» **THE PROBLEM**: Give back a single figure: the number of lines in the entries below that contain "版本管理与发布".

» **Collection entries**:
════
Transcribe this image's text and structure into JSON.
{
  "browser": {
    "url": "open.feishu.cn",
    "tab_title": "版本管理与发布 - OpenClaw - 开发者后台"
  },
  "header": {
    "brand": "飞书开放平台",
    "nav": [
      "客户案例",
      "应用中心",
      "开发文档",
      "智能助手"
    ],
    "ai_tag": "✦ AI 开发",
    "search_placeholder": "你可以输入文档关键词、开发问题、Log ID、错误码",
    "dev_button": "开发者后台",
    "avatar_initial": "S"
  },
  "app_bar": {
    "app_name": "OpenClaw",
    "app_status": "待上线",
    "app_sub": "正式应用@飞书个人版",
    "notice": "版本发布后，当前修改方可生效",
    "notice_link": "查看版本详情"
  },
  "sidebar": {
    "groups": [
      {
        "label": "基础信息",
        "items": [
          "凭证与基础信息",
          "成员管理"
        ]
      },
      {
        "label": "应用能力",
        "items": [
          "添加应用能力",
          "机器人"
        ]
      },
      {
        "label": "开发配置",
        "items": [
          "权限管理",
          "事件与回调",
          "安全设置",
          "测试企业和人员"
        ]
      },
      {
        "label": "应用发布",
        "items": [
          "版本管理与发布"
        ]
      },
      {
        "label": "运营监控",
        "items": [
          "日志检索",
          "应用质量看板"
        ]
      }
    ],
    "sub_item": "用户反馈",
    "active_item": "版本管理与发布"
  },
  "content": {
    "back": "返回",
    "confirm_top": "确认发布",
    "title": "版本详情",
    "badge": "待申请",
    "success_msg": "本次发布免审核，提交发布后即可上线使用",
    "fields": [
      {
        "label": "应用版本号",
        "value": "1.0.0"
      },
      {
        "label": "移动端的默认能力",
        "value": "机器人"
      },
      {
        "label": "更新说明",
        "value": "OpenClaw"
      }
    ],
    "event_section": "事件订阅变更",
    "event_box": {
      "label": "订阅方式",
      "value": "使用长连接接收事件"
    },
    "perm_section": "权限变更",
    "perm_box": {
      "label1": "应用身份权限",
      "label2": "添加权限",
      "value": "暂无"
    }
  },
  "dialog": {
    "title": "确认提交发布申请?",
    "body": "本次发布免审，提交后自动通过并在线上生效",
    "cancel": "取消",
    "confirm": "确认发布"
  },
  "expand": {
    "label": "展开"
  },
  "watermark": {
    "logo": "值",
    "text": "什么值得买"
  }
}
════
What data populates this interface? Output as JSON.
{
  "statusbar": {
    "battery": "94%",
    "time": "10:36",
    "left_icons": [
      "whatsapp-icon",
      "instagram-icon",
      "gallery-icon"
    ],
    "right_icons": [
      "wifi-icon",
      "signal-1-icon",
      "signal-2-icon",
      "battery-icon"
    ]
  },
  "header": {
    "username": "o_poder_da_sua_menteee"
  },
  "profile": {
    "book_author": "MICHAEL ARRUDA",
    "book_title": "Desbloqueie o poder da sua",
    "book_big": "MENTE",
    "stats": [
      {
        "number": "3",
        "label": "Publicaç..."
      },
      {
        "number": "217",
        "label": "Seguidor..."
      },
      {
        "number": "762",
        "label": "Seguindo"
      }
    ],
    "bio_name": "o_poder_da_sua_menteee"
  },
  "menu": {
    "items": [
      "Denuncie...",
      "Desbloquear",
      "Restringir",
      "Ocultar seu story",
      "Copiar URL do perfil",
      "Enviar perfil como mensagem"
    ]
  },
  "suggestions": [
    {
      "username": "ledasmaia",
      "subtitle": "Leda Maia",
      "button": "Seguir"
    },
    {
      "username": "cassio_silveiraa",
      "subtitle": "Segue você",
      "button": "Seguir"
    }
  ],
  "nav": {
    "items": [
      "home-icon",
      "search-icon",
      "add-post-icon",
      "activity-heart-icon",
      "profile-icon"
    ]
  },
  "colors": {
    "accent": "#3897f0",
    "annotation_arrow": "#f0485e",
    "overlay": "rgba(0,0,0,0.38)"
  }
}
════
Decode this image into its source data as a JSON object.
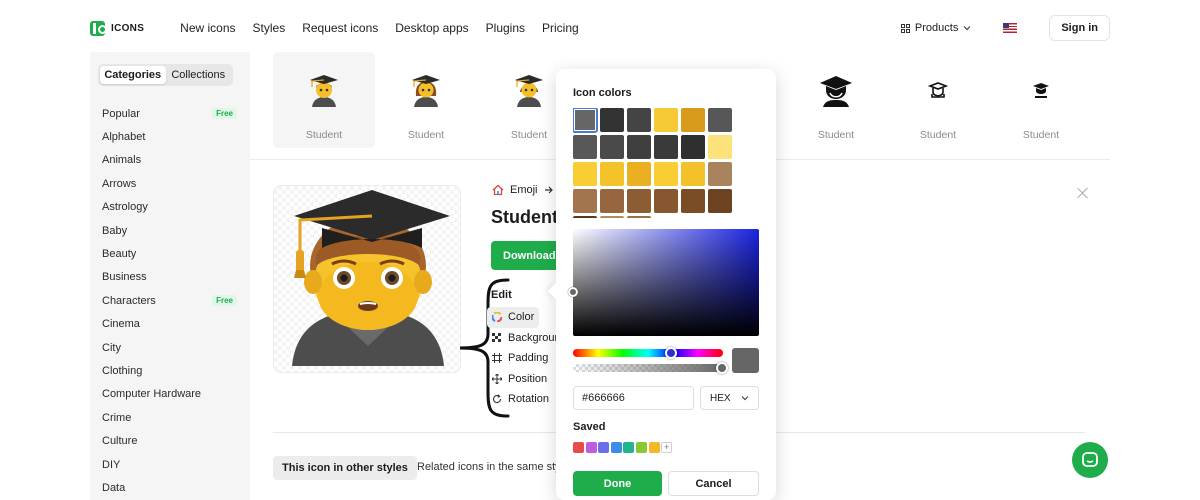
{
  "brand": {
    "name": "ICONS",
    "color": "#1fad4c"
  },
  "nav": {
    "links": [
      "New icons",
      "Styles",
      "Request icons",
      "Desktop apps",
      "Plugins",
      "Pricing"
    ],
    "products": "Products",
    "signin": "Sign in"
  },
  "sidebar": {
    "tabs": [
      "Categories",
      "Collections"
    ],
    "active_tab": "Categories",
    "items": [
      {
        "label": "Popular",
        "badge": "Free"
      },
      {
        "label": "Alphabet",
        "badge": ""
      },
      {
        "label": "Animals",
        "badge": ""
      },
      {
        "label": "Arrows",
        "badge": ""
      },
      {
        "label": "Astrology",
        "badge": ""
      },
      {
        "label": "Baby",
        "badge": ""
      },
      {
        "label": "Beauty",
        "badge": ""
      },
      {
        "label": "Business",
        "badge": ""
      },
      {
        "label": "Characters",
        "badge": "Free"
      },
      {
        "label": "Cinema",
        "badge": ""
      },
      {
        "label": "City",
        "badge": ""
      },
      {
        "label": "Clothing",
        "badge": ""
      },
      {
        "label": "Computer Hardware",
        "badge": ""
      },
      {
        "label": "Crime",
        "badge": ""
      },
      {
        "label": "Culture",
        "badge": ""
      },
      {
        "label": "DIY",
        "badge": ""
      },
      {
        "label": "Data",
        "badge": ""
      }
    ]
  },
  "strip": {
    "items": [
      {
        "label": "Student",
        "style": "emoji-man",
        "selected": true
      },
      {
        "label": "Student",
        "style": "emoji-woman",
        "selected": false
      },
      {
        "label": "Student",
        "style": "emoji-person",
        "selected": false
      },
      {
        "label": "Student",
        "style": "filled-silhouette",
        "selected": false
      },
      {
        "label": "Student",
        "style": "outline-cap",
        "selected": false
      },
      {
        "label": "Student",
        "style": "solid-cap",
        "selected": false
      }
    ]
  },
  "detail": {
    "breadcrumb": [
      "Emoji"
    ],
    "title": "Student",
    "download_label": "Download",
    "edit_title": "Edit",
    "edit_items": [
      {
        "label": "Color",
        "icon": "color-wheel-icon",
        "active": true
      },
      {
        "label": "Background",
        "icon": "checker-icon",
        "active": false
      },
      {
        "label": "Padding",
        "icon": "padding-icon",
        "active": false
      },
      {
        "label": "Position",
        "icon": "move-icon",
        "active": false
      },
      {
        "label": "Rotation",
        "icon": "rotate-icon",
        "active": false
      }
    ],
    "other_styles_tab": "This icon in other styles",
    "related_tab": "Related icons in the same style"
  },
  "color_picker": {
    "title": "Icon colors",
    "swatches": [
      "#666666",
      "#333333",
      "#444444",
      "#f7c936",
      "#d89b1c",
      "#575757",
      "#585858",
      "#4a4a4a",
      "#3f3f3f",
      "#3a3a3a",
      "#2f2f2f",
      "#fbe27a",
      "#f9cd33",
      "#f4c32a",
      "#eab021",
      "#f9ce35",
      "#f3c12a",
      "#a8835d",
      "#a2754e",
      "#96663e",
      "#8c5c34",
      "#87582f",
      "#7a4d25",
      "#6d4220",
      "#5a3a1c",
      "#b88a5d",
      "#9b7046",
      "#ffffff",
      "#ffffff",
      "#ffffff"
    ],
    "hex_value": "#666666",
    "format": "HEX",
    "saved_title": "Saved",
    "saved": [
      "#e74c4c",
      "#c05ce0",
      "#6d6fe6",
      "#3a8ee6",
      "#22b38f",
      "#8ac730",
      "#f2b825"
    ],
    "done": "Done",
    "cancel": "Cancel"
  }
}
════
» **RESPONSE BOX**: 3